Each line below should be quoted exactly, please.

=-=-=

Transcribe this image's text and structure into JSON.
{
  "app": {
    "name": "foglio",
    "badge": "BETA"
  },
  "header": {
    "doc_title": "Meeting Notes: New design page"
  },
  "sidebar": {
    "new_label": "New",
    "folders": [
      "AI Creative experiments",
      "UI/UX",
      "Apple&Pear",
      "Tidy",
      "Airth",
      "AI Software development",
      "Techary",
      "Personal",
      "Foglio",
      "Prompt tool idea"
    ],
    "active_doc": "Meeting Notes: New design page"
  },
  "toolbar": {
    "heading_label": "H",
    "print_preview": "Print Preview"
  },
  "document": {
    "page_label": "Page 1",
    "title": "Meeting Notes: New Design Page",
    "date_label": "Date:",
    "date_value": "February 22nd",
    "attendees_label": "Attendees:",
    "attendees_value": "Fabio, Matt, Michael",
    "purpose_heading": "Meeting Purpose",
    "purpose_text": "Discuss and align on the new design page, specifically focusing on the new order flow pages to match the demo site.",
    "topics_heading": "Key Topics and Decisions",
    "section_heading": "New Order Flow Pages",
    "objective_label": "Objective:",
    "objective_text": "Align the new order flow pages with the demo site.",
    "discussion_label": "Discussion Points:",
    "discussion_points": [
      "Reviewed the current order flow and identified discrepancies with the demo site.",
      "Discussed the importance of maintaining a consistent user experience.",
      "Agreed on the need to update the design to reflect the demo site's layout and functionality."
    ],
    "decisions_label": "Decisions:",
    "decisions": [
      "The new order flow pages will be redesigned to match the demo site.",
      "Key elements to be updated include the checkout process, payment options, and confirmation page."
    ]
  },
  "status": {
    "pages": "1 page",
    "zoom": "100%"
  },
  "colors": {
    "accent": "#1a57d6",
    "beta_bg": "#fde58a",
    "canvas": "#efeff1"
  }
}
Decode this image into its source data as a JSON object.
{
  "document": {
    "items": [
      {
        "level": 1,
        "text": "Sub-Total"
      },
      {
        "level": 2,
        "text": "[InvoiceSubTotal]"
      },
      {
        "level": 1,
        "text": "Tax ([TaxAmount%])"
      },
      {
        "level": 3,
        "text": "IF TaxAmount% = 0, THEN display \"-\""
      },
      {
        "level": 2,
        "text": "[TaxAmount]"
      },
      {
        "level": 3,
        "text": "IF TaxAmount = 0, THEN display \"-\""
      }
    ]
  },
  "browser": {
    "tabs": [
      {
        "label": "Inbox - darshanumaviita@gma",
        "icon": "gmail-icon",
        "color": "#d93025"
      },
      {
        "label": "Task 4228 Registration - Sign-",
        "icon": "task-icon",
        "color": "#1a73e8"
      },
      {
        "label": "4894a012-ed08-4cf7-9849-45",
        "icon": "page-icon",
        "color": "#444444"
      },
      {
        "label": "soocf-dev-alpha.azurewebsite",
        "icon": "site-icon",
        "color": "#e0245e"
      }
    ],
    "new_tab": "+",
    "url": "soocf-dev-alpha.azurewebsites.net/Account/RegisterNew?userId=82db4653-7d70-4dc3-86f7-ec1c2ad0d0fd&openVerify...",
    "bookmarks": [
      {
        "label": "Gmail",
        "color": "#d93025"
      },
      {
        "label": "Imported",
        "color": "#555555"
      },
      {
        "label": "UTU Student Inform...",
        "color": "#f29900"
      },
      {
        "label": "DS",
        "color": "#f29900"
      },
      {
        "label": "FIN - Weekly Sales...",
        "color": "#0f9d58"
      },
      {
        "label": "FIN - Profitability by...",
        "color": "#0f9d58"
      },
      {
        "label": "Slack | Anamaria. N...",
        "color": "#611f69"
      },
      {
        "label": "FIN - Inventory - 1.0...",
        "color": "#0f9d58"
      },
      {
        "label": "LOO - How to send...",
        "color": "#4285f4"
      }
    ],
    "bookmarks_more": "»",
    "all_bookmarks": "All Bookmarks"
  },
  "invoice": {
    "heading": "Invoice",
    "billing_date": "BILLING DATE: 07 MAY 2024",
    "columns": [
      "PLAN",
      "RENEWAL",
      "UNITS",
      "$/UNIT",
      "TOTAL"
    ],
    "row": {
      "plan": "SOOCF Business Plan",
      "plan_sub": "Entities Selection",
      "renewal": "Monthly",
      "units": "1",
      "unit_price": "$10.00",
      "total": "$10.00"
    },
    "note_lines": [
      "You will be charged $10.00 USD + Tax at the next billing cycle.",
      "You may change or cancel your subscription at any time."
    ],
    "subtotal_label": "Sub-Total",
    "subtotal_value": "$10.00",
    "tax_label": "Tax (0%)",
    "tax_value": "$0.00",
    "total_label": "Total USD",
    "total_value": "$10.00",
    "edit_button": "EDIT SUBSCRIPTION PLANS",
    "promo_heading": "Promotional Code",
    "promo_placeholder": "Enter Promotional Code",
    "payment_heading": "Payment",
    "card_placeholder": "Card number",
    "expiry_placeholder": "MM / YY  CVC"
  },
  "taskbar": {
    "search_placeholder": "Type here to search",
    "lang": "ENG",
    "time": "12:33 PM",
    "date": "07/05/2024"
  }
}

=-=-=

EXERCISE OUTPUT
Transcribe this image's text and structure into JSON.
{
  "app": {
    "name": "foglio",
    "badge": "BETA"
  },
  "header": {
    "doc_title": "Meeting Notes: New design page"
  },
  "sidebar": {
    "new_label": "New",
    "folders": [
      "AI Creative experiments",
      "UI/UX",
      "Apple&Pear",
      "Tidy",
      "Airth",
      "AI Software development",
      "Techary",
      "Personal",
      "Foglio",
      "Prompt tool idea"
    ],
    "active_doc": "Meeting Notes: New design page"
  },
  "toolbar": {
    "heading_label": "H",
    "print_preview": "Print Preview"
  },
  "document": {
    "page_label": "Page 1",
    "title": "Meeting Notes: New Design Page",
    "date_label": "Date:",
    "date_value": "February 22nd",
    "attendees_label": "Attendees:",
    "attendees_value": "Fabio, Matt, Michael",
    "purpose_heading": "Meeting Purpose",
    "purpose_text": "Discuss and align on the new design page, specifically focusing on the new order flow pages to match the demo site.",
    "topics_heading": "Key Topics and Decisions",
    "section_heading": "New Order Flow Pages",
    "objective_label": "Objective:",
    "objective_text": "Align the new order flow pages with the demo site.",
    "discussion_label": "Discussion Points:",
    "discussion_points": [
      "Reviewed the current order flow and identified discrepancies with the demo site.",
      "Discussed the importance of maintaining a consistent user experience.",
      "Agreed on the need to update the design to reflect the demo site's layout and functionality."
    ],
    "decisions_label": "Decisions:",
    "decisions": [
      "The new order flow pages will be redesigned to match the demo site.",
      "Key elements to be updated include the checkout process, payment options, and confirmation page."
    ]
  },
  "status": {
    "pages": "1 page",
    "zoom": "100%"
  },
  "colors": {
    "accent": "#1a57d6",
    "beta_bg": "#fde58a",
    "canvas": "#efeff1"
  }
}
Decode this image into its source data as a JSON object.
{
  "document": {
    "items": [
      {
        "level": 1,
        "text": "Sub-Total"
      },
      {
        "level": 2,
        "text": "[InvoiceSubTotal]"
      },
      {
        "level": 1,
        "text": "Tax ([TaxAmount%])"
      },
      {
        "level": 3,
        "text": "IF TaxAmount% = 0, THEN display \"-\""
      },
      {
        "level": 2,
        "text": "[TaxAmount]"
      },
      {
        "level": 3,
        "text": "IF TaxAmount = 0, THEN display \"-\""
      }
    ]
  },
  "browser": {
    "tabs": [
      {
        "label": "Inbox - darshanumaviita@gma",
        "icon": "gmail-icon",
        "color": "#d93025"
      },
      {
        "label": "Task 4228 Registration - Sign-",
        "icon": "task-icon",
        "color": "#1a73e8"
      },
      {
        "label": "4894a012-ed08-4cf7-9849-45",
        "icon": "page-icon",
        "color": "#444444"
      },
      {
        "label": "soocf-dev-alpha.azurewebsite",
        "icon": "site-icon",
        "color": "#e0245e"
      }
    ],
    "new_tab": "+",
    "url": "soocf-dev-alpha.azurewebsites.net/Account/RegisterNew?userId=82db4653-7d70-4dc3-86f7-ec1c2ad0d0fd&openVerify...",
    "bookmarks": [
      {
        "label": "Gmail",
        "color": "#d93025"
      },
      {
        "label": "Imported",
        "color": "#555555"
      },
      {
        "label": "UTU Student Inform...",
        "color": "#f29900"
      },
      {
        "label": "DS",
        "color": "#f29900"
      },
      {
        "label": "FIN - Weekly Sales...",
        "color": "#0f9d58"
      },
      {
        "label": "FIN - Profitability by...",
        "color": "#0f9d58"
      },
      {
        "label": "Slack | Anamaria. N...",
        "color": "#611f69"
      },
      {
        "label": "FIN - Inventory - 1.0...",
        "color": "#0f9d58"
      },
      {
        "label": "LOO - How to send...",
        "color": "#4285f4"
      }
    ],
    "bookmarks_more": "»",
    "all_bookmarks": "All Bookmarks"
  },
  "invoice": {
    "heading": "Invoice",
    "billing_date": "BILLING DATE: 07 MAY 2024",
    "columns": [
      "PLAN",
      "RENEWAL",
      "UNITS",
      "$/UNIT",
      "TOTAL"
    ],
    "row": {
      "plan": "SOOCF Business Plan",
      "plan_sub": "Entities Selection",
      "renewal": "Monthly",
      "units": "1",
      "unit_price": "$10.00",
      "total": "$10.00"
    },
    "note_lines": [
      "You will be charged $10.00 USD + Tax at the next billing cycle.",
      "You may change or cancel your subscription at any time."
    ],
    "subtotal_label": "Sub-Total",
    "subtotal_value": "$10.00",
    "tax_label": "Tax (0%)",
    "tax_value": "$0.00",
    "total_label": "Total USD",
    "total_value": "$10.00",
    "edit_button": "EDIT SUBSCRIPTION PLANS",
    "promo_heading": "Promotional Code",
    "promo_placeholder": "Enter Promotional Code",
    "payment_heading": "Payment",
    "card_placeholder": "Card number",
    "expiry_placeholder": "MM / YY  CVC"
  },
  "taskbar": {
    "search_placeholder": "Type here to search",
    "lang": "ENG",
    "time": "12:33 PM",
    "date": "07/05/2024"
  }
}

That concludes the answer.